The single-lens reflex (SLR) camera is one of the simplest cameras to use and offers an extreme flexibility for advanced users or beginners to photography. Single-lens reflex derives from a camera that uses a mirror system built in the camera that permits the user to see exactly what will be captured by the film or digital system. This is of great significance because most other camera systems (without digital backs) do not permit you to view exactly what will be captured. As such, these other systems may reveal a different image other than the one you attempted to capture if you don’t compensate correctly.
Advantages and Use of an SLR Camera
In the SLR camera system, a mirror sits behind the camera lens at a 45-degree angle with the film or digital input resting behind the mirror, blocked from light. The mirror bounces the image through the camera lens and out the viewfinder for the photographer to see the image. Once the shutter is released, that mirror flips up for the duration of time the shutter speed was set and flips down when completed. While the mirror is flipped up, the film behind it is exposed for the duration of time.
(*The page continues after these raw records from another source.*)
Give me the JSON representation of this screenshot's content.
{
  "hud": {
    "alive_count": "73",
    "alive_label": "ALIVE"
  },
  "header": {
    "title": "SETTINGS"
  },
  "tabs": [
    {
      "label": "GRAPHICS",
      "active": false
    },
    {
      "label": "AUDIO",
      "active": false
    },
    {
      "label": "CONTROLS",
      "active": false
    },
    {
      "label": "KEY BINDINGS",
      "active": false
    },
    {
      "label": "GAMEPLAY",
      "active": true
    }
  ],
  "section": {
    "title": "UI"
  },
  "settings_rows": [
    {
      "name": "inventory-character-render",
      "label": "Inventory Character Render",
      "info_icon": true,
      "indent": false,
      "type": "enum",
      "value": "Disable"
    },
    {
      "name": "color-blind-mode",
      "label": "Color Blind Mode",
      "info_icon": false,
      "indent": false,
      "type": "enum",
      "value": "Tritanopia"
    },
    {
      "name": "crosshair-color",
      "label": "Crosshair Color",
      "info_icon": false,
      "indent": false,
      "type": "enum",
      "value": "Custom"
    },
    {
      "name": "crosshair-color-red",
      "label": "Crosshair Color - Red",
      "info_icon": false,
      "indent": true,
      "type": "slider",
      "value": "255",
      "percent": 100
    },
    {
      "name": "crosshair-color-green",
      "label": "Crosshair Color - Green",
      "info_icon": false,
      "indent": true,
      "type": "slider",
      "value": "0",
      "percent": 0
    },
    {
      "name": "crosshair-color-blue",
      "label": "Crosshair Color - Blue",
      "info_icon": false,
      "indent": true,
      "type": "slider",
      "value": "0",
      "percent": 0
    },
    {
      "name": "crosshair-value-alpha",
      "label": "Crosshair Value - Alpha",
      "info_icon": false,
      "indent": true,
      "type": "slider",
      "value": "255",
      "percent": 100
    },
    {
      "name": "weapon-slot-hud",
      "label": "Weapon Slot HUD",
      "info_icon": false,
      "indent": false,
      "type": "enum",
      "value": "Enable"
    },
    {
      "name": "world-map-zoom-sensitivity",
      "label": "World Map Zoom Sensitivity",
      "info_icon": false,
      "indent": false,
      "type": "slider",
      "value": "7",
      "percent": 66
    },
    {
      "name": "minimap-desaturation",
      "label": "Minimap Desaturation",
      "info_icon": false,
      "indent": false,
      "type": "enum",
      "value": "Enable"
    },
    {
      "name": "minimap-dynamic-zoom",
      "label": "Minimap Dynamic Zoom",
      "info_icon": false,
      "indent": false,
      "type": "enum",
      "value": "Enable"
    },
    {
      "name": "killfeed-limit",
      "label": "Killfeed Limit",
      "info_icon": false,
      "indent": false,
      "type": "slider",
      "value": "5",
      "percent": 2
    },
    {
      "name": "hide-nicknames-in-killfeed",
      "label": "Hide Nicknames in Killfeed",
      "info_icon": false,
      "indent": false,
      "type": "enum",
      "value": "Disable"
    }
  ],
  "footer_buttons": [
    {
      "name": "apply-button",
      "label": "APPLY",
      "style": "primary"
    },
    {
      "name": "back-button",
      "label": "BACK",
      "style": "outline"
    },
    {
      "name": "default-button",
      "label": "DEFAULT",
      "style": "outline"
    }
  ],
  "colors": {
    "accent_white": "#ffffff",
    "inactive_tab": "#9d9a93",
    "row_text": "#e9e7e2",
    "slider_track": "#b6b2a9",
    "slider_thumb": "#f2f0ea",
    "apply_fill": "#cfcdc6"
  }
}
SLR cameras also have the unique feature of truly interchangeable lenses. Because the mirror inside the camera hides film from light, you can change lenses even when a roll of film is in the back of the camera. Most SLR cameras also have built-in light meters to measure light for a good exposure, eliminating the need for additional handheld light meters.
The SLR camera system is commonly seen in 35mm cameras using 35mm film, but is also available in medium format cameras. The medium format SLR is generally much more expensive and heavier than the 35mm counterpart but is preferred by many professionals because of the larger film size.
Cons to the SLR Camera
The major con to an SLR camera is that once the mirror flips up to expose the film, the photographer’s view is blocked. While this only occurs for a split second, the photographer is never able to see the precise moment the photo is taken. This could come into play for portrait photography or motion photography, among other techniques. A model or subject may move slightly or blink while the image is taken, resulting in a blurry image that you won’t see until the film is developed. For motion photography, this makes it a little more difficult when using the panning-panning technique to follow the moving subject.
Whether you’re a professional or beginner to photography, the single-lens reflex camera should be your first camera type. After mastering various photography techniques you can move onto other systems that challenge the way you think about your shots.